Currently, the exception is an ongoing illustration project that advocates immigrant women in Australia. The project team and I happily work together. Nearly there. I'll finish it up this month. I heartily hope my tiny work will empower Non English Speaking people and give them hope in Australia.

And our life drawing class has started. It inspires me so much. I tried to capture a model's mood in A2. Well, actually, our life drawing class member invited us, members to the rose festival. 

OK, Friends,  I have to go, but I'll certainly enjoy your blogs and never lose heart. I want to get well.

Friends, Happy Painting!!


Monday, October 8, 2012

Sketch "Why" for Character Design

Hi, Friends, did you have a wonderful weekend? Yes, I had! Hey, nearly at the end of 2012. Time flies like an arrow. Many annual exhibitions and next year competitions' invitations are coming. 

Now, this post is to answer for the Q , how to do draw figures alive and lively. Actually, these steps are for my character design for children picture books.
Friends, already you know, sketching is my hand's thinking. My brain thinks nothing.

Preliminary research = Observe WHY
With a great curiosity, I always look at people. Such as... why does that person behave so? How s/he picks up food and pays money over a counter. Why that person looks like a typical music player? Face expression, body language, emotion, movement etc, etc. My eyes seek a character.  
Sketch WHYs
When I find a why, I draw it. Often only ONE why is pinned down with two or three A4 pages spent per person. Quick! A few minutes is enough. Don't worry details. Only get a focal point. Rough lines make very lively people on paper.
Put Colour On the Spot 
Colour at once. I'm a very colourful person and so my work is. "Capturing a mood" is very the best advantage of direct work. Light, sounds, sensations, weather, etc, etc. Above all, a model's emotion fascinates me most. They are wonderful info to make settings to illustrate texts, which will involve readers well.
Then, my brain works from here in a studio.
Each sketch is categorized into files as references for use.
I look through collected references .... 

Analyze Collected WHYs
I always check social conventions and prototypical images in sketches.
Focused "whys" tell similarities and differences in same subjects   such as women. Analyzed common elements show the "features" of subjects. Collected differences reveal "individual uniqueness." Particularly, for picture book illustrators, it's very important to understand social schema and use them in work.  
Use Learned Features to Caputre Character! 
Social schema and learned features are powerful tools and subtle techniques to create a character. It convinces readers well. 

Playing up "features" creates a stereotyped character and an exaggerated personality. Making caricatures is a good idea to check what whys will work or not. After sketching the sax player, I enjoyed these cartoons.

If individual "differences" are concerned, a fine portrait turns out.

"Mismatch between features" makes quite a funny and unexpected image, but also it would be a very sophisticated joke, nice for political cartoons. 

Did you enjoy this post?
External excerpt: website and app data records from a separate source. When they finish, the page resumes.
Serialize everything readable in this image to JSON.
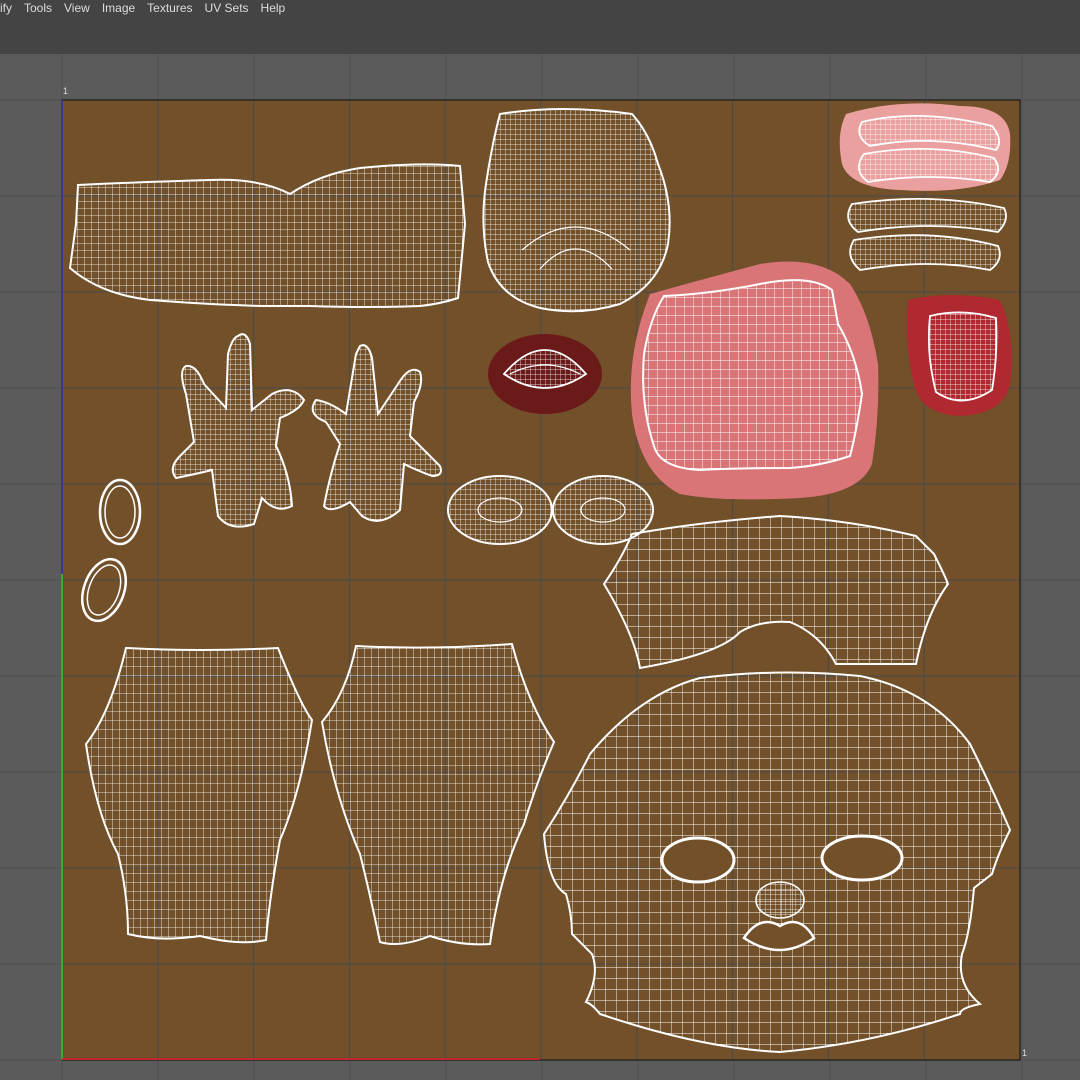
{
  "menubar": {
    "items": [
      {
        "label": "ify"
      },
      {
        "label": "Tools"
      },
      {
        "label": "View"
      },
      {
        "label": "Image"
      },
      {
        "label": "Textures"
      },
      {
        "label": "UV Sets"
      },
      {
        "label": "Help"
      }
    ]
  },
  "uv_editor": {
    "tile_color": "#72502a",
    "wire_color": "#ffffff",
    "grid_line_color": "#4a4a4a",
    "u_axis_color": "#c0272d",
    "v_axis_color": "#3aaa35",
    "axis_labels": {
      "top_left": "1",
      "bottom_right": "1"
    },
    "highlight_colors": {
      "light_pink": "#eba0a0",
      "salmon": "#d97577",
      "dark_red": "#6b1a1a",
      "red": "#b02830"
    },
    "shells": [
      {
        "name": "torso-band"
      },
      {
        "name": "head-back"
      },
      {
        "name": "teeth-upper"
      },
      {
        "name": "teeth-lower"
      },
      {
        "name": "hand-left"
      },
      {
        "name": "hand-right"
      },
      {
        "name": "mouth-interior"
      },
      {
        "name": "tongue"
      },
      {
        "name": "mouth-cavity"
      },
      {
        "name": "eye-left"
      },
      {
        "name": "eye-right"
      },
      {
        "name": "nail-ring-1"
      },
      {
        "name": "nail-ring-2"
      },
      {
        "name": "neck-band"
      },
      {
        "name": "leg-left"
      },
      {
        "name": "leg-right"
      },
      {
        "name": "face"
      }
    ]
  }
}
So far, I've written on drawings that fine artists, too, can use for portraits. Furthermore, children picture book illustrators will work on given manuscripts and create characters in stories. If you like, I'll write on Character Design more in a following post.

The more sketch, the better hands and eyes remember. Daily training enriches techniques and improves drawing skills. A sketch captures the points and depicts what I feel in a model. A figure comes up lively and vigorous. At a glance, you can draw an interesting person smoothly. You can draw figures in a studio even by heart or from memory or based on photos, too. 

Sketches are golden assets for job. 
In my dictionary, creativity is another name of hard work that goes with fresh ideas hand in hand. 
Friends, enjoy daily sketching.
Happy Painting!!